An internal transition, as well as a regular transition, can have a guard condition, enclosed in square brackets. Guard condition is a Boolean expression evaluated at runtime. If the guard evaluates to TRUE, the transition is taken. In this particular case, the guard condition checks whether the x-coordinate propagated by the Missile speed is still visible on the screen. If so, the actions are executed.
Please note that the bitmap of the explosion changes as the explosion counter gets bigger. This transition is taken after the animation of the explosion completes.
Practical Statecharts in C/C++: Quantum Programming for Embedded Systems with CDROM
This state machineintroduces the profound concept of hierarchical state nesting. The power of statenesting derives from the fact that it is designed to eliminate repetitions that otherwisewould have to occur. One of the main responsibilities of the Ship active object is to maintain the current positionof the Ship. Butsuch repetitions would bloat the state machine and, more important, would representmultiple points of maintenance both in the diagram and the code.
Hierarchical state nesting remedies the problem. I know many have broadband Internet and could download the source and the information on website but…. The book itself is in two parts the first covers UML state charts, real-time etc.

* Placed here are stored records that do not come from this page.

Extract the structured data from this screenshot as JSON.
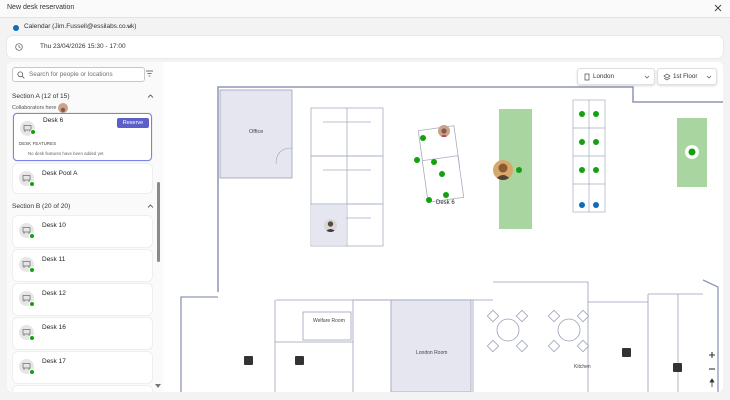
{
  "window": {
    "title": "New desk reservation"
  },
  "calendar": {
    "label": "Calendar (Jim.Fussell@essilabs.co.uk)"
  },
  "datetime": {
    "value": "Thu 23/04/2026 15:30 - 17:00"
  },
  "search": {
    "placeholder": "Search for people or locations"
  },
  "sections": [
    {
      "label": "Section A (12 of 15)"
    },
    {
      "label": "Section B (20 of 20)"
    }
  ],
  "collaborators_label": "Collaborators here",
  "selected_desk": {
    "name": "Desk 6",
    "reserve_label": "Reserve",
    "features_heading": "DESK FEATURES",
    "features_empty": "No desk features have been added yet"
  },
  "desk_pool": {
    "name": "Desk Pool A"
  },
  "desks_b": [
    {
      "name": "Desk 10"
    },
    {
      "name": "Desk 11"
    },
    {
      "name": "Desk 12"
    },
    {
      "name": "Desk 16"
    },
    {
      "name": "Desk 17"
    }
  ],
  "map": {
    "location": "London",
    "floor": "1st Floor",
    "rooms": {
      "office": "Office",
      "welfare": "Welfare Room",
      "london_room": "London Room",
      "kitchen": "Kitchen"
    },
    "desk_label": "Desk 6"
  },
  "colors": {
    "accent": "#5b5fc7",
    "available": "#13a10e",
    "desk_green": "#a8d5a0",
    "selected_blue": "#0f6cbd",
    "room_fill": "#e5e6f0"
  }
}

The second part introduces the Quantum methods and ideas. This is an event- message type system. By coincidence whilst write this review there was a brief flurry of messages on comp. There were only a few replies but everyone liked the method and had used it on at least one real world project.
As for the book itself: I like it.